Fox determined that a system that produced a frame area approximately 4 times that of the 35mm CinemaScope frame would be the optimal trade-off between performance and cost, and it chose the 55.625 mm film width as satisfying that. Camera negative film had larger grain than the film stocks used for prints, so there was a consistent approach in using a larger frame on the film negative than on prints. Since prints need to allow space for soundtracks while camera negative does not, CinemaScope 55 had different frame dimensions for camera negative and print film.
The negative film had the perforations (of the CS "Fox-hole" type) close to the edge of the film and the camera aperture was 1.824" by 1.430" (approx. 46 mm x 36 mm), giving an image area of 2.61 sq. inch. This compares to the 0.866" by 0.732" (approx. 22 mm x 18.6 mm) frame of a modern anamorphic 35 mm negative, which provides a frame area of 0.64 sq. inch. On the print film, however, there was a smaller frame size of approximately 1.34" x 1.06" (34 mm x 27 mm) to allow space for the 6 magnetic soundtracks. Four of these soundtracks (two each side) were outside the perforations, which were further from the edges of the print film than in the negative film; the other two soundtracks were between the perforations and the image. The pull-down for the negative was 8 perforations, while for the smaller frame on the print film, it was 6 perforations. In both cases, however, the frame had an aspect ratio of 1.275:1, which when expanded by a 2:1 anamorphic lens resulted in an image of 2.55:1.
A pre-war camera originally built for the obsolete Fox "Grandeur" 70 mm format was modified to work with the new 55 mm film. Bausch & Lomb, the firm that created the original anamorphic CinemaScope lenses, was contracted by Fox to build new "Super CinemaScope" lenses that could cover the larger film frame.
Fox shot two of their Rodgers and Hammerstein musical series in CinemaScope 55, Carousel, and The King and I. But it did not make 55 mm release prints for either film; both were released in conventional 35 mm CinemaScope with a limited release of The King and I being shown in 70 mm.
Fox soon discontinued this process, as it was too impractical for theaters to re-equip for 55 mm prints. The company substituted Todd-AO for its wide-gauge production process, having acquired a financial interest in the process from the Mike Todd estate.

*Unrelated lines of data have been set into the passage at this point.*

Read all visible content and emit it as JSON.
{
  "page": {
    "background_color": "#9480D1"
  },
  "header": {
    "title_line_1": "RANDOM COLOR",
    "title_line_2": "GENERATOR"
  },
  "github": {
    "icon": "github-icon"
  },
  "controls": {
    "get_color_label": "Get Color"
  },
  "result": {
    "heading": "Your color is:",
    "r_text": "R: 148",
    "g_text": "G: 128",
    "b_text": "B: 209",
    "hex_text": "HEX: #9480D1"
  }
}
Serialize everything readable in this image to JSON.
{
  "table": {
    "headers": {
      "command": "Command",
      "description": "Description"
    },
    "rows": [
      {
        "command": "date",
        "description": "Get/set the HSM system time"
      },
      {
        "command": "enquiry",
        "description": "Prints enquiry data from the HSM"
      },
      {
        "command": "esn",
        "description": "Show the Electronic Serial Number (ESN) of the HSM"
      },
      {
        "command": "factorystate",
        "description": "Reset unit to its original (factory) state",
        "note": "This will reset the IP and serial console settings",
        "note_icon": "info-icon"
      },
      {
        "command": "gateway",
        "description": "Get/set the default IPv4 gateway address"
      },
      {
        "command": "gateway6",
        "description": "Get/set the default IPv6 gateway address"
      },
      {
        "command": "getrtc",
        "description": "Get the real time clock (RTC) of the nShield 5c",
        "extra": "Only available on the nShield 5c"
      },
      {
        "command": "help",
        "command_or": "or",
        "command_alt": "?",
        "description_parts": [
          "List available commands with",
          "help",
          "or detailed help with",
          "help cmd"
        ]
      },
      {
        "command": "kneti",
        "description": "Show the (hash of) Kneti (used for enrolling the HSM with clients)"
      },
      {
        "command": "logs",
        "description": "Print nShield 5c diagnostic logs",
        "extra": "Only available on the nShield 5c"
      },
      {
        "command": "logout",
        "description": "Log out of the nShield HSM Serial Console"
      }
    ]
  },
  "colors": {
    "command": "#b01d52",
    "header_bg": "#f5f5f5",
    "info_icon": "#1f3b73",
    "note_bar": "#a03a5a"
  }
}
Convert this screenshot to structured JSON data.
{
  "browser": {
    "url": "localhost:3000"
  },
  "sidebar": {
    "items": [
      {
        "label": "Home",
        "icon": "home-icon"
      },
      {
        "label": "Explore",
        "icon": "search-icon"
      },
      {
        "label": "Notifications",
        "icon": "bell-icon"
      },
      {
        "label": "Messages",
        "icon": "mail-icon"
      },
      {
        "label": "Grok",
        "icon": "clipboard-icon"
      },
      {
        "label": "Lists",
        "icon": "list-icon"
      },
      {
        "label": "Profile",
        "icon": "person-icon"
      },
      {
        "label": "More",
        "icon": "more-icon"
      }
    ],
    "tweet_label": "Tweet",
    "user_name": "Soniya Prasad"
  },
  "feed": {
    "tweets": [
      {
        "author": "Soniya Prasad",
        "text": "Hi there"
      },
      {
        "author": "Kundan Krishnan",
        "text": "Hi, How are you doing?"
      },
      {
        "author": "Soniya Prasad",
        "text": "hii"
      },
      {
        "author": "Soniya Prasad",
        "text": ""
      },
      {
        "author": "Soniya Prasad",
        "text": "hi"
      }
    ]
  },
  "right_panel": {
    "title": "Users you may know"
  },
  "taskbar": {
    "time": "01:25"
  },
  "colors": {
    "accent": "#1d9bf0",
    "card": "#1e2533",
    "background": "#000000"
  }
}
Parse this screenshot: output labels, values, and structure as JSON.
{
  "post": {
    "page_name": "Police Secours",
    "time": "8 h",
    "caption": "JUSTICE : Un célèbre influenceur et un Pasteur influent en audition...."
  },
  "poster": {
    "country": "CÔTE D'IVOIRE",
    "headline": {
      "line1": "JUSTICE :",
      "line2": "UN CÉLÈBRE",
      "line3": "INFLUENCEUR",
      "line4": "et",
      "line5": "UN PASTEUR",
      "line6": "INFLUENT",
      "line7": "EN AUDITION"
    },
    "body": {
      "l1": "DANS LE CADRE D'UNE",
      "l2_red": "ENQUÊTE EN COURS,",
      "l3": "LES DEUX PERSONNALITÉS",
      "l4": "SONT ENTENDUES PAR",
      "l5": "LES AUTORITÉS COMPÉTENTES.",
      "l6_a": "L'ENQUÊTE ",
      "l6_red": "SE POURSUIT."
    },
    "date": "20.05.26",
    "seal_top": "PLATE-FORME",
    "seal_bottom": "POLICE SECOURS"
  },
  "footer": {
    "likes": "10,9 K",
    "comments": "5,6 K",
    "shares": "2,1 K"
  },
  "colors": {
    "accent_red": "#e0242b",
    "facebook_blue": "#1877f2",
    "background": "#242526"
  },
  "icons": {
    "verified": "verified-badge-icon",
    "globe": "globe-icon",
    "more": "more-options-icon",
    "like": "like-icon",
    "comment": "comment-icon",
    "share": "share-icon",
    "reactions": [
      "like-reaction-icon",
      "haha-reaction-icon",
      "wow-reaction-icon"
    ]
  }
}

Subsequent to the abandonment of CinemaScope 55, Century, which had made the 55/35mm dual-gauge projector for Fox (50 sets were delivered), redesigned this projector head into the present day 70/35mm Model JJ, and Ampex, which had made the 55/35mm dual gauge "penthouse" magnetic sound reproducer head specifically for CinemaScope 55, abandoned this product (but six-channel Ampex theater systems persisted, these being re-purposed from 55/35mm to 70mm Todd-AO/35mm CinemaScope).
Although commercial 55 mm prints were not made, some 55 mm prints were produced. Samples of these prints reside in the Earl I. Sponable Collection at Columbia University. Several 55/35mm projectors and at least one 55/35mm reproducer are in the hands of collectors.
Cinemascope 55 was originally intended to have a six-track stereo soundtrack. The premiere engagement of Carousel in New York did use one, recorded on magnetic film interlocked with the visual image, as with Cinerama. This proved too impractical, and all other engagements of Carousel had the standard four-track stereo soundtrack ("sounded" on the actual film) as was then used in all CinemaScope releases.
- American Widescreen Museum (Cinemascope section)
- Ilias Chrissochoidis (ed.), CinemaScope: Selected Documents from the Spyros P. Skouras Archive (Stanford, 2013)
- "Why Wide Film" by Earl I. Sponable, Journal of the SMPTE Vol 65 February 56
- , Wide Screen Museum website